Differentiate or die
There looks to be no respite from these forces as they persist in denigrating retail to an undifferentiated, lowest common denominator. Left alone, this trend will continue to consolidate dominance in a small number of surviving power players amidst a sea of economic destruction.
Some believe it will go even further in the long-term, causing decimation to the supply model through extreme commoditisation and consolidation. I’m not one of those people.
Why? For the simple reason that I believe consumers are already showing the signs of boredom with the current landscape and have begun to search for differentiation, even if they have to do the work themselves through endeavours such as customisation.
The simple reality for most retailers is a stark choice between differentiation or death. And I don’t mean a new logo. At the end of the day in retail, all roads lead to product and service as the real drivers of repeat purchase and the primary levers of price and margin expansion. Some retailers get this – Apple and Louis Vuitton spring readily to mind – and as a result, they stand out easily as bright colours in a sea of grey with compound annual profit growth in the double digits.
Protection is key
Product and service differentiation is not easy but it’s essential, especially in the technologically-connected modern marketplace. However, one of the critical supports for investment in differentiation is copyright and trademark protection and it is in this area that governments globally undermine retail innovation. Trademark and copyright protection is too expensive, too complicated and the legislation so weak that it is undertaken only by the best resourced organisations.

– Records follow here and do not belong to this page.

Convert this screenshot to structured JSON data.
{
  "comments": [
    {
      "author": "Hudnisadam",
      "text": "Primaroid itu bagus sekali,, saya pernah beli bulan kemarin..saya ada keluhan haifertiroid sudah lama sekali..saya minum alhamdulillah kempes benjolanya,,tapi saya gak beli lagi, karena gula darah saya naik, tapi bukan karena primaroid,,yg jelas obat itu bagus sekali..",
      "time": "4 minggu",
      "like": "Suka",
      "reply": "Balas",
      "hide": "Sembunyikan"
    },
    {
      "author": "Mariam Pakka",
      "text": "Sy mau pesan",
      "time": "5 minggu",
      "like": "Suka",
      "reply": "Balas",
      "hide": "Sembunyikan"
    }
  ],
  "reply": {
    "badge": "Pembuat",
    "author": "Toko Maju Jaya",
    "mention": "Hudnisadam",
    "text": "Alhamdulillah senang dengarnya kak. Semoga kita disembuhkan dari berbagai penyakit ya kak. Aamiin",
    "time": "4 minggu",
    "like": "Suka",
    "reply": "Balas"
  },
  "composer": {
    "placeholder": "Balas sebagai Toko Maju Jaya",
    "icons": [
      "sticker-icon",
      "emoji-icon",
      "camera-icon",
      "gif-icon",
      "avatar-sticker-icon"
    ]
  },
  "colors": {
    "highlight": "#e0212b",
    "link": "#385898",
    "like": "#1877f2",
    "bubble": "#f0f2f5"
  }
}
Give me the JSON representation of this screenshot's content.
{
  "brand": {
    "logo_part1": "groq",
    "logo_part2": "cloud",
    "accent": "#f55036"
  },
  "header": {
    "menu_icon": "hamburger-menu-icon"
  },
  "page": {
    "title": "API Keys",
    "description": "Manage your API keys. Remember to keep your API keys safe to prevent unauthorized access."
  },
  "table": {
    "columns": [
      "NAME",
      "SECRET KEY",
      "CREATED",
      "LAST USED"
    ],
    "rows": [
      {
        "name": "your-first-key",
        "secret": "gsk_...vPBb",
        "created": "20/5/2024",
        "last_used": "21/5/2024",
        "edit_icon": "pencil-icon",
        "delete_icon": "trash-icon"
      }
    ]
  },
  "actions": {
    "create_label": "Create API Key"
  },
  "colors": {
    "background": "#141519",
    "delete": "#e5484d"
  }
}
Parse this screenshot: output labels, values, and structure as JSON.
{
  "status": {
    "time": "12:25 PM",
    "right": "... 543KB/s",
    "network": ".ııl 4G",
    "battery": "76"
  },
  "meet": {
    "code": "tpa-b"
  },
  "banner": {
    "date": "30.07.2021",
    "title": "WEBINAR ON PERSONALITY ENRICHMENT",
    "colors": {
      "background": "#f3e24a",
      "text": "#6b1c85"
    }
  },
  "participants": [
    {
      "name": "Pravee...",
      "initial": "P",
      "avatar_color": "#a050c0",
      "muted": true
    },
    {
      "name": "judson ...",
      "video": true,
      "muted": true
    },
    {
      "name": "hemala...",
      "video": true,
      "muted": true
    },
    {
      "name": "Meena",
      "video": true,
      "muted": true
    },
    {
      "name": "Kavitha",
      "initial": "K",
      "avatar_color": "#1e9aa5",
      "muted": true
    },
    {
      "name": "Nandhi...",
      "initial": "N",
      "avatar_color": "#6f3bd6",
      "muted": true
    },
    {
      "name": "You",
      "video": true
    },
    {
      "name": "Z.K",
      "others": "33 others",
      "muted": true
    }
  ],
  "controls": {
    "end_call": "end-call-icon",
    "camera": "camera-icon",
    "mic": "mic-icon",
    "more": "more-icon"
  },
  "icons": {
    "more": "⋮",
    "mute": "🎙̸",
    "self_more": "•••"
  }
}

As a result, almost any new product or service innovation created by retail innovators is ripped off as soon as it takes hold – in some instances, with minor tweaks or “enhancements” but in most cases just plain stolen, often assisted by the very suppliers who are contracted to the originators.
This in turn leads to a lack of organisational commitment and investment to genuine differentiation. Many in government actually believe that there should be no copyright or trademark or patent protection as – in their opinion – open slather creates competitiveness that drives efficiency that delivers low prices to consumers. That’s great if you live in a world where we only need or want basic essentials. But we don’t.
The developed world we live in thrives on self-actualisation, newness and feeling like we are living a continually improving life. That world needs investment in innovation and differentiation and supporting investment of capital, time and resource requires protection and legislation that forces every competitor to respect each other’s intellectual property and create their own.
Real product and service differentiation is what will drive retail in the future. Without that firmly embedded in your organisational and cultural DNA, your retail business is completely vulnerable to forces beyond your control. And that path will lead to retail death. But to ensure investment, we need governments to support, not undermine it, through appropriate protection.
Peter James Ryan is chief executive navigator at Red Communication Australia, and has 25 years of marketing and business experience.